The daunting hills of the ravine lay mere feet away as mottled rocks and boulders dot the hillsides like splattered paint. To my side, cliffs cascade down and away, dried trees and shrubs dangle dangerously, held merely by remnants of once marvelous roots. The environment is eerily quiet — lifeless, even. No chirping birds, barking dogs, or cars flying by, just the low whistle of my breathing and the nearly silent “thud” of my heartbeat. I lean to my right and the trail before us appears as though untouched by mankind. *Sigh*
“Hah!” My dad laughs through the Sena communication system as he eases the bike forward and the telltale rumbling of the engine increases in intensity.
As I admire the barren landscape, the extreme contrast from where this trip began becomes apparent. The bustling military town of Ridgecrest, California has morphed into endless walls of rock inhabited only by those whose wings could carry them high into the cloudless sky.
The bump of the motorcycle’s rocky crossing brings me out of my contemplation as we begin our journey into the unknown. I look back one final time, bidding paved roads and society farewell. The world as I know it vanishes as we maneuver around a rocky outcropping, not to be seen until our return home.
“Great things never come from comfort zones.” These seven words spoken by Roy T. Bennett are a driving force in who I am becoming today. They have helped me persevere through tough times in school, life, my hobbies — but they especially influenced my interest in motorcycles.
I began my journey as an adventure rider long before I can remember. At that time, my dad was working as a tour guide and part of that job granted him a black and yellow 2011 BMW R 1200 GS Adventure. When I was five years old, he would take me on rides through the forest around our house, dodging trees and sandy pits. Back then I was small enough to sit in front of him, resting my arms on the gas tank.
As I grew older, our rides became more and more challenging. Soon I was old enough to ride off our property. I remember my first ever ride outside the realm of the forest — we went to the infamous Starbucks for a coffee (hot chocolate with whipped cream and chocolate sprinkles for me). It was an easy trek from our house — about five miles on strictly paved roads. It may seem boring but this ride meant the absolute world to seven-year-old me. Finally being able to leave that darn property? Heck yeah!
That ride began my lifelong love of motorcycles and was the beginning of my understanding of the art of motorcycle riding. It was also in the same year that I flew to New York City to attend my first ever International Motorcycle Show with my dad and meet many powerful and influential figures in the motorcycling industry. These events really did help ignite my motorcycling passion but it wasn’t until two years later that I went on a series of trips which solidified my dream of someday working in the motorcycle industry.

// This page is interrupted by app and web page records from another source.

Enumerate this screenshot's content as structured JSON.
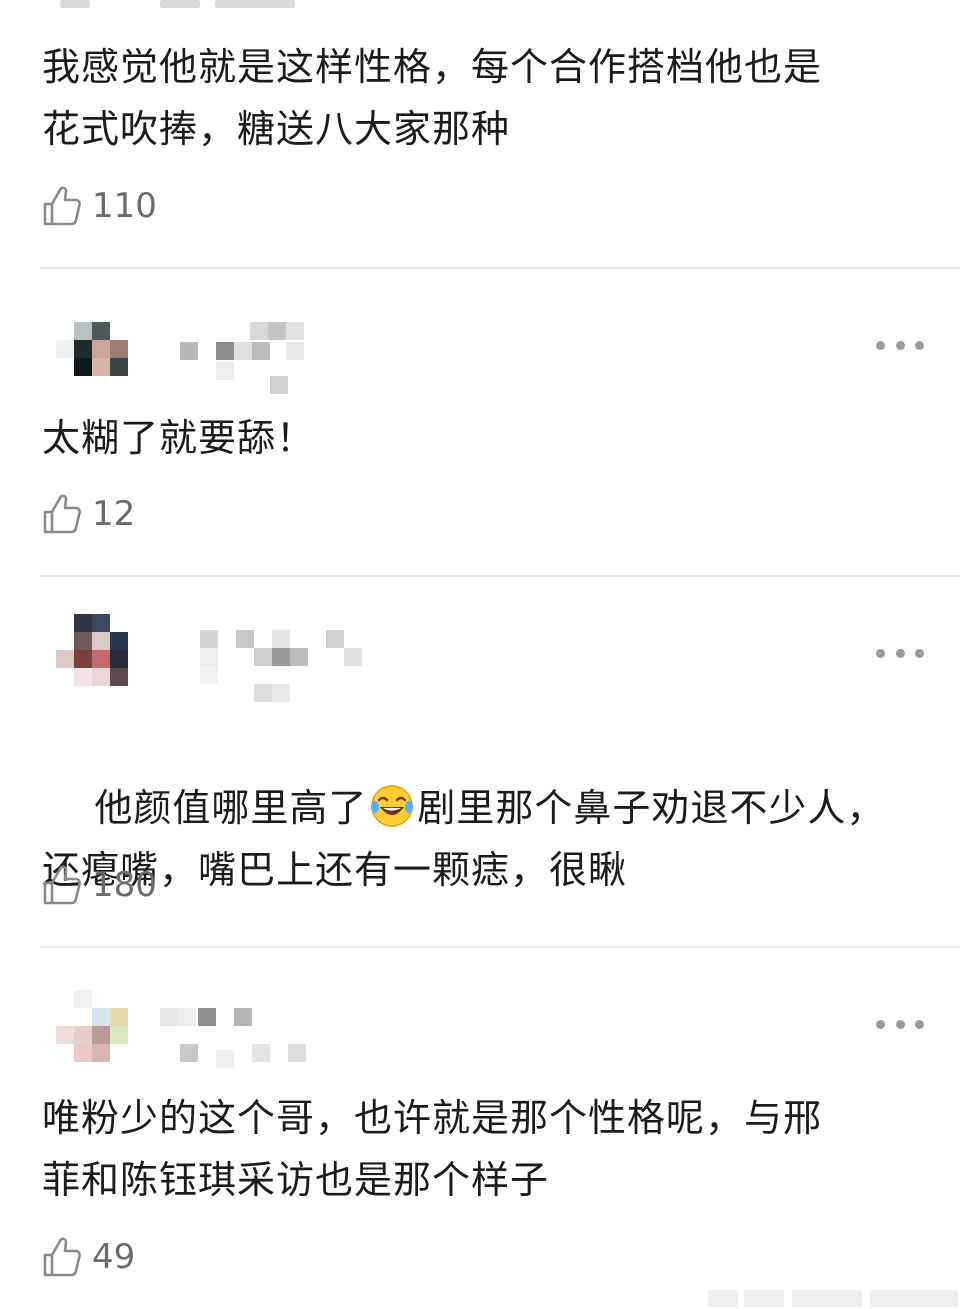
{
  "comments": [
    {
      "text": "我感觉他就是这样性格，每个合作搭档他也是\n花式吹捧，糖送八大家那种",
      "likes": "110"
    },
    {
      "text": "太糊了就要舔！",
      "likes": "12"
    },
    {
      "text_before_emoji": "他颜值哪里高了",
      "emoji": "laughing-with-tears-emoji",
      "text_after_emoji": "剧里那个鼻子劝退不少人，\n还瘪嘴，嘴巴上还有一颗痣，很瞅",
      "likes": "180"
    },
    {
      "text": "唯粉少的这个哥，也许就是那个性格呢，与邢\n菲和陈钰琪采访也是那个样子",
      "likes": "49"
    }
  ],
  "icons": {
    "like": "thumbs-up-icon",
    "more": "more-options-icon"
  },
  "colors": {
    "text": "#1c1c1c",
    "like_count": "#6b6b6b",
    "icon": "#8a8a8a",
    "divider": "#e6e6e6"
  }
}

“Hailey where do you want to go on our next adventure?”
“Hmm, Death Valley!”
And a few weeks later, we stood at the foot of a breathtakingly eerie ravine, a few miles away from Ridgecrest, California. After hours of extremely intense off-road riding through Goler Wash and Mengle Pass, we finally reached our destination—Striped Butte Valley. Striped Butte was amazing. Imagine a hill in the middle of absolutely nowhere, surrounded by a ring of mountains, with black seemingly painted along the whole of the butte. But even imagining some sort of zebroid hill will never in a million years prepare you for seeing these magnificent strata in person. Just flat-flat-flat terrain, then BOOM! rainbow-zebra-unicorn hill.
This ride, although unbearably hot, showed me an example of what you can see by simply stepping out of your comfort zone and, in turn, made me want to go out more. In the following two years, my dad and I were able to go on two major trips through Colombia and Costa Rica, two of the most beautiful landscapes I have ever seen with my own eyes…wildlife and jungles everywhere. It was amazing. These two countries have been my favorite locations to visit and if I ever get the chance to go back, you best bet that I’ll be there.
Nowadays I don’t ride as often as before; I’m busy nearly every day of the week and my dad’s schedule is similar. I am planning on cleaning the carburetor on my mom’s TT-R125 (which I have claimed for myself ) and after I get it running I will ride the TTR around the same forests surrounding our property that I started on as a passenger. But my main goal is to get my motorcycle license at 16 and ride through Death Valley on my own bike, feeling nervous, scared, and like I’m going too far. Because remember, “Great things never come from comfort zones.”
Photos courtesy Shawn Thomas
Hailey Thomas enjoyed her first ever ride on a motorcycle with her father and BMW Motorrad Brand Ambassador Shawn Thomas when she was 4. Now 13, she has taken a chance at journalism, providing OTL with her first ever published work. Well done Hailey, we hope to see more from you!